To be honest, if I’d thought it was really going to work, the book I’d feel least conflicted about reviewing would be The Chasm and the Collision, which is certainly my most wholesome, family-friendly story, written specifically with my children in mind at the time*.  I’m quite proud of the world-building I did in it, which includes telepathic plants, mole-weasel creatures called orcterlolets who can directly manipulate the local shape of space itself, flying manta-ray like monstrosities called gowstrin, a bit of bastardized M-theory describing universes floating next to each other in “the bulk” and in danger of colliding, and three middle-schoolers who inadvertently get caught up in the emergency attempt to prevent that collision, which would destroy everything in our universe as well as the one of Osmeer.  And, of course, as I say in the jacket blurb, our heroes must try to help prevent this cosmic catastrophe while not getting in trouble for being late for school.

Yeah, I don’t feel any qualms about recommending that book to pretty much anyone.  My sister has read it more than once, and the last time she did, she actually thanked me for writing it.  That was pretty huge.

The Vagabond, of course, being a horror story, is far from as family-friendly as CatC, but it is coming along nicely, and it is fast-paced, and a far more in-your-face horror story than, say, Unanimity.  The horror in the latter is complicated, partly psychological, partly existential, involving the threat of the complete loss of free will, autonomy, self-awareness, etc., without anyone even knowing of the threat, let alone being able to do anything about it.  At least with a traditional, moustache-twirling, evil incarnate type villain, you know what you’re up against and can make a stand.  When the villain is one of the people you love most in the world, who doesn’t even think that he’s doing anything bad, and about the threat from whom you know only because he told happily you, things are a little dicier**.  At least, I think so.

But The Vagabond will probably be more straightforward fun for most people, and it is certainly shorter.  Still, if you read only one of my books, I would recommend The Chasm and the Collision, without knowing more about your preferences and tastes and whatnots.

With that, I think I’ll draw this prematurely written blog post to a close.  I do, honestly, hope that all of you who are in the US have as good a Thanksgiving as possible, while doing everything you can to keep yourselves and those you love safe and healthy.  Hopefully, you can console yourself by imagining the November blow-out that will come once we have this latest virus*** under better control.  “So tighten your belts, and think with hope of the tables of Elrond’s house!”

TTFN

Thanksgiving (2)

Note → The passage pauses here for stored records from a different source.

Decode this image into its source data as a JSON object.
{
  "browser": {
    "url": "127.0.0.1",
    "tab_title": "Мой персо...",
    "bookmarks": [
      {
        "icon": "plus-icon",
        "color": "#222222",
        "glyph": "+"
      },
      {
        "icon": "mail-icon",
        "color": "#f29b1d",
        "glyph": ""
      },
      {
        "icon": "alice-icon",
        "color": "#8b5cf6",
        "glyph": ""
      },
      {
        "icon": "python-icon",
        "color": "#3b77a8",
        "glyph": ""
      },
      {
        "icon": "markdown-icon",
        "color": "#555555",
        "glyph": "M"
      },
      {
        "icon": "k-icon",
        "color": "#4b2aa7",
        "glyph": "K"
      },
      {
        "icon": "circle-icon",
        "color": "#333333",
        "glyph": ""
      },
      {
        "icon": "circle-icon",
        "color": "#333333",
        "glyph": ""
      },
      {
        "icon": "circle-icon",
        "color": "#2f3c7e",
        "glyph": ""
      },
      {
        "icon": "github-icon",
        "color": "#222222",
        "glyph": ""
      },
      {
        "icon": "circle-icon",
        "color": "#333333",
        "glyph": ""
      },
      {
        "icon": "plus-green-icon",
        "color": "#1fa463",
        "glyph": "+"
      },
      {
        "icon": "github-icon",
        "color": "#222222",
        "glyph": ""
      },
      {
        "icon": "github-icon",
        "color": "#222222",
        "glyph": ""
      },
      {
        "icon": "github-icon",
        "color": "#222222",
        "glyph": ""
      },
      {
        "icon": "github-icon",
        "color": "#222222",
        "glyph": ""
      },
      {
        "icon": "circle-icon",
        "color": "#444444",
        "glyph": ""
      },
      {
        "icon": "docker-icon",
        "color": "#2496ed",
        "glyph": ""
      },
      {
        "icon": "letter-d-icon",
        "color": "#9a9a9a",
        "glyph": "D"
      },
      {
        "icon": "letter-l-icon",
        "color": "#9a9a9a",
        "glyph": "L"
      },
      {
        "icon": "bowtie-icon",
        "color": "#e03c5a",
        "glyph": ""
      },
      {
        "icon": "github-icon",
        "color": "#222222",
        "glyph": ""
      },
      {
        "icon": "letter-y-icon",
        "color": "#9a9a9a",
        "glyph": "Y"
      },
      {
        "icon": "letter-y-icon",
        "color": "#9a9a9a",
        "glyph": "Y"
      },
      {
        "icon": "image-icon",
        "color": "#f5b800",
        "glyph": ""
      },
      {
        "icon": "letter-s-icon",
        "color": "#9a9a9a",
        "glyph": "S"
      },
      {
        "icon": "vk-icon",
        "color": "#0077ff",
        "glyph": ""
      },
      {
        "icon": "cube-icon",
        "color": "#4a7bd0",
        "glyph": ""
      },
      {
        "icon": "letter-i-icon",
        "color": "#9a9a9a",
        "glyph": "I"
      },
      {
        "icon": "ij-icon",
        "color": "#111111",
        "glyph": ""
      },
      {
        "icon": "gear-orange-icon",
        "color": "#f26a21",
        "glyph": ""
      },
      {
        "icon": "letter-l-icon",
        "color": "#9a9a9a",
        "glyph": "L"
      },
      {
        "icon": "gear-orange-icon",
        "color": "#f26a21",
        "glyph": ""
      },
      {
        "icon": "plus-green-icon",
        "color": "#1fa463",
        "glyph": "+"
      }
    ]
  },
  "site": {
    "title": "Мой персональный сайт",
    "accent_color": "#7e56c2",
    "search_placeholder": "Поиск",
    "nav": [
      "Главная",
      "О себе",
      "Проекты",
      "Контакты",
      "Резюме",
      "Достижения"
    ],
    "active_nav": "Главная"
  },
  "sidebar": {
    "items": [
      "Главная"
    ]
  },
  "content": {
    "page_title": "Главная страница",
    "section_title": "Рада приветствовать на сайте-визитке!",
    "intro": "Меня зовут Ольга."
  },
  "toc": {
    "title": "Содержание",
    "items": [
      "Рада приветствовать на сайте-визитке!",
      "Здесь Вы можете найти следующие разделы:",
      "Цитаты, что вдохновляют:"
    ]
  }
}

*I don’t think either of them has read it, or any of my other books, though each book is dedicated to them.  They don’t want to have much to do with me since the time I was invited to be a guest of the State of Florida for three years…in fact, my son won’t interact with me at all, though my daughter does stay in contact, and shares news of her various adventures.

**I think that’s a neologism.  Certainly, MSWord doesn’t recognize it.

***And our various politicians and the political processes itself.